This scene wasn’t unique. It is a typical day at one of the Department for the Aging’s network of almost 250 older adult centers spread across the five boroughs. There is something for nearly everyone.
Many centers have art, music and dance classes along with walking clubs and yoga. Among the many offerings are recreational trips to museums and other cultural outings. Some unique offerings also include the falls prevention classes “Stay Active and Independent for Life” and “Tai Chi for Arthritis,” with activities in support of annual Falls Prevention Awareness Day on Sept. 23.
Through technology classes at more than 100 senior centers, older adults learn about computer hardware, software programs such as Word and Excel, and how to safely browse the internet.
Meals are also provided for a nominal suggested donation. For some older New Yorkers living on a limited income, these meals are a primary source of nutrition and ease fears related to financial stress. No one should have to choose between paying for meals or medications.
For older adults suffering with depression, anxiety and other mental health ailments, clinicians provide on-site group and individual counseling sessions at dozens of senior centers in multiple languages. This further expands the network of care in a safe environment for older adults who may not normally seek help.
While September is National Senior Center Month, we shouldn’t wait until September to celebrate these hubs of activity and social connectedness. Senior centers should be celebrated year-round. In fact, senior center members who participated in a survey told us that socialization was a main reason for them joining their local center.
Nearly 30,000 older New Yorkers take advantage of the benefits of older adult centers daily. Membership is free and open to anyone age 60 or older. Immigration status and income are never barriers to entry.
From health and wellness to educational classes and even bingo, go see for yourself what senior centers have to offer. Call 311 to find a location near you.

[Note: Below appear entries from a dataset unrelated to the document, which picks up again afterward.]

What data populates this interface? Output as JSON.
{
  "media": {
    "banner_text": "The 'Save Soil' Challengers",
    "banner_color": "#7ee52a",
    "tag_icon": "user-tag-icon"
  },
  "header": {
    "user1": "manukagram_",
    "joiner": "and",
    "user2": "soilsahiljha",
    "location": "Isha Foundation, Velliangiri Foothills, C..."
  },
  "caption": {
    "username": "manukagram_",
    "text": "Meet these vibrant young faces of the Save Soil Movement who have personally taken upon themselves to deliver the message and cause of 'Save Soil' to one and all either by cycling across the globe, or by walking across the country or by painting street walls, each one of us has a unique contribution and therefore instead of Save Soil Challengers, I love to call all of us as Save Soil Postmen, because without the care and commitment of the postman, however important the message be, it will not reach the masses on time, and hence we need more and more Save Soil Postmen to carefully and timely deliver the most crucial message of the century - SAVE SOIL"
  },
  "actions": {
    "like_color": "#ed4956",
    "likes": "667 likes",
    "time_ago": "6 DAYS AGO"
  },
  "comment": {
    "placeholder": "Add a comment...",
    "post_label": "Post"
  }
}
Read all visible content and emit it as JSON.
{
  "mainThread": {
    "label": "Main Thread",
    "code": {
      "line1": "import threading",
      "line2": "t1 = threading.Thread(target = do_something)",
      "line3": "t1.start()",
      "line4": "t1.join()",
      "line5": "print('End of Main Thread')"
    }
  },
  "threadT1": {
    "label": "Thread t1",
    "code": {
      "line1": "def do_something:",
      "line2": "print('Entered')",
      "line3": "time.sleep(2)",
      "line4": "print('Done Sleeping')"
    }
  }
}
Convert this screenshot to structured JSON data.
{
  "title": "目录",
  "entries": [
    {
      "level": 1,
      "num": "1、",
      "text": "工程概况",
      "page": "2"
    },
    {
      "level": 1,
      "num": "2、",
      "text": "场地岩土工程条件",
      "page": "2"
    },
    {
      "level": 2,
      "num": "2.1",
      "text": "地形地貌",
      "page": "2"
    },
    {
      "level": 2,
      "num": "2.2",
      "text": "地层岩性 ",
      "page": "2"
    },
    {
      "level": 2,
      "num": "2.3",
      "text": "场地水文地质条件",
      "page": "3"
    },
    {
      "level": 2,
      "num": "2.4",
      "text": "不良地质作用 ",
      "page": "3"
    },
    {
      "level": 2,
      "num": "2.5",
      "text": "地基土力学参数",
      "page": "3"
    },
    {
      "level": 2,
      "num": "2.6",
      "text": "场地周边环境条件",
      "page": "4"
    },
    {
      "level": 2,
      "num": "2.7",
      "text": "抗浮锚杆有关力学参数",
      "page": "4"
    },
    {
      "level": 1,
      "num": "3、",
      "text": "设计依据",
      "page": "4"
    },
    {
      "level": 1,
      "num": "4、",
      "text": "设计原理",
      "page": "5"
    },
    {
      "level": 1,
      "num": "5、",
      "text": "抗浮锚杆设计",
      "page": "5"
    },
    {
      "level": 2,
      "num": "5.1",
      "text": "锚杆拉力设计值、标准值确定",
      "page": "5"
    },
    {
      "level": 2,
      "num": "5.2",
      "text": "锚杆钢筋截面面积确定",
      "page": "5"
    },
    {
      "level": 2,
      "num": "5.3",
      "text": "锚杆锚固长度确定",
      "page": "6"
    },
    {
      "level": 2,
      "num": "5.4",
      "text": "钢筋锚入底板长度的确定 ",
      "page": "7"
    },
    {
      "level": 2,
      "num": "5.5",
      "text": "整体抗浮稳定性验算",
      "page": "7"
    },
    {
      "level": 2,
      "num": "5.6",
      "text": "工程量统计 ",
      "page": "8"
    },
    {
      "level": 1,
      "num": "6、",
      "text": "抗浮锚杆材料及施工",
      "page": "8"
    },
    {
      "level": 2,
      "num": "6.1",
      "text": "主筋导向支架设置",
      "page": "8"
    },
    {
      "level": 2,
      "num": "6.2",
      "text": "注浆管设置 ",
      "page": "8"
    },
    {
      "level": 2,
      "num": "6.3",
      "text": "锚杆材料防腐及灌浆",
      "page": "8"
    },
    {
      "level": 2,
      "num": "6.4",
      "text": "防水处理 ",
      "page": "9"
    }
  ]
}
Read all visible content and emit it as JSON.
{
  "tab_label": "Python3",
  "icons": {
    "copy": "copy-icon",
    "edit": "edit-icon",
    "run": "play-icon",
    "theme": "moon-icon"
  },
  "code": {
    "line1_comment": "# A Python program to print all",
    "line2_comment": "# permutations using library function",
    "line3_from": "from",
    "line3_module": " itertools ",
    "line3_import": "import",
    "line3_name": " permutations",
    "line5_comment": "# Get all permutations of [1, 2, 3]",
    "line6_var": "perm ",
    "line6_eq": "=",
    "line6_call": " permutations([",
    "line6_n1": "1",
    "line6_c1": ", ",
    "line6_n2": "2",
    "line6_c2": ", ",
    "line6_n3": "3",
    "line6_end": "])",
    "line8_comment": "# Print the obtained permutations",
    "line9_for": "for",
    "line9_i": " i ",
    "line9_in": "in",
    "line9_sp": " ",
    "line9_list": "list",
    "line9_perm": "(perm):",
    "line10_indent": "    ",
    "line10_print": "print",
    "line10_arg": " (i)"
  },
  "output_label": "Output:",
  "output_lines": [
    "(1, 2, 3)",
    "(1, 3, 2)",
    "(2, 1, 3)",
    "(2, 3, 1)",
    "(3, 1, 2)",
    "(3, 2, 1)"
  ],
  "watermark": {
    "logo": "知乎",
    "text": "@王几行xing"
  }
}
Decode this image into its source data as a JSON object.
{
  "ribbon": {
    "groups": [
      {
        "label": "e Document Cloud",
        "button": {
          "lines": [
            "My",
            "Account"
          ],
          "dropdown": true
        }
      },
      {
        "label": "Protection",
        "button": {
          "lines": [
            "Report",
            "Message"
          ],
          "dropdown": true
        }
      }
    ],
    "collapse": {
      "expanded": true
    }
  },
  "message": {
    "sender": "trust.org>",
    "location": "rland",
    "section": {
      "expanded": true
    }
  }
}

Lorraine Cortés-Vázquezis commissioner of the New York City Department for the Aging. Prior to joining the de Blasio administration, she served in executive leadership roles with AARP,EmblemHealth and other organizations. She also served as New York’s first Latina Secretary of State.